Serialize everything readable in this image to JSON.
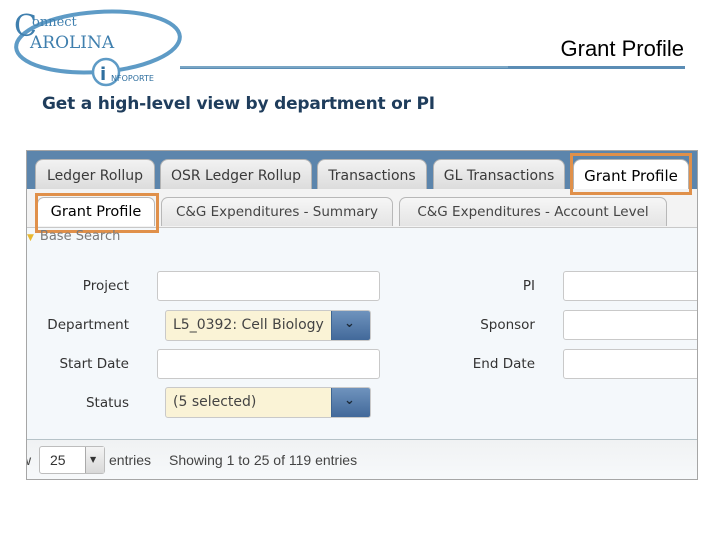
{
  "header": {
    "logo": {
      "line1": "onnect",
      "line2": "AROLINA",
      "badge": "NFOPORTE"
    },
    "page_title": "Grant Profile",
    "subtitle": "Get a high-level view by department or PI"
  },
  "tabs_primary": [
    {
      "label": "Ledger Rollup",
      "active": false
    },
    {
      "label": "OSR Ledger Rollup",
      "active": false
    },
    {
      "label": "Transactions",
      "active": false
    },
    {
      "label": "GL Transactions",
      "active": false
    },
    {
      "label": "Grant Profile",
      "active": true
    }
  ],
  "tabs_secondary": [
    {
      "label": "Grant Profile",
      "active": true
    },
    {
      "label": "C&G Expenditures - Summary",
      "active": false
    },
    {
      "label": "C&G Expenditures - Account Level",
      "active": false
    }
  ],
  "search": {
    "section_label": "Base Search",
    "fields": {
      "project": {
        "label": "Project",
        "value": ""
      },
      "department": {
        "label": "Department",
        "value": "L5_0392: Cell Biology"
      },
      "start_date": {
        "label": "Start Date",
        "value": ""
      },
      "status": {
        "label": "Status",
        "value": "(5 selected)"
      },
      "pi": {
        "label": "PI",
        "value": ""
      },
      "sponsor": {
        "label": "Sponsor",
        "value": ""
      },
      "end_date": {
        "label": "End Date",
        "value": ""
      }
    }
  },
  "table_footer": {
    "show_label": "w",
    "page_length": "25",
    "entries_label": "entries",
    "info": "Showing 1 to 25 of 119 entries"
  },
  "colors": {
    "highlight": "#e0904a",
    "tabbar": "#5c85ac",
    "subtitle": "#1f3d5c",
    "select_bg": "#faf3d6"
  }
}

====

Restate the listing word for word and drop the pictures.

Answer space —
Serialize everything readable in this image to JSON.
{
  "header": {
    "logo": {
      "line1": "onnect",
      "line2": "AROLINA",
      "badge": "NFOPORTE"
    },
    "page_title": "Grant Profile",
    "subtitle": "Get a high-level view by department or PI"
  },
  "tabs_primary": [
    {
      "label": "Ledger Rollup",
      "active": false
    },
    {
      "label": "OSR Ledger Rollup",
      "active": false
    },
    {
      "label": "Transactions",
      "active": false
    },
    {
      "label": "GL Transactions",
      "active": false
    },
    {
      "label": "Grant Profile",
      "active": true
    }
  ],
  "tabs_secondary": [
    {
      "label": "Grant Profile",
      "active": true
    },
    {
      "label": "C&G Expenditures - Summary",
      "active": false
    },
    {
      "label": "C&G Expenditures - Account Level",
      "active": false
    }
  ],
  "search": {
    "section_label": "Base Search",
    "fields": {
      "project": {
        "label": "Project",
        "value": ""
      },
      "department": {
        "label": "Department",
        "value": "L5_0392: Cell Biology"
      },
      "start_date": {
        "label": "Start Date",
        "value": ""
      },
      "status": {
        "label": "Status",
        "value": "(5 selected)"
      },
      "pi": {
        "label": "PI",
        "value": ""
      },
      "sponsor": {
        "label": "Sponsor",
        "value": ""
      },
      "end_date": {
        "label": "End Date",
        "value": ""
      }
    }
  },
  "table_footer": {
    "show_label": "w",
    "page_length": "25",
    "entries_label": "entries",
    "info": "Showing 1 to 25 of 119 entries"
  },
  "colors": {
    "highlight": "#e0904a",
    "tabbar": "#5c85ac",
    "subtitle": "#1f3d5c",
    "select_bg": "#faf3d6"
  }
}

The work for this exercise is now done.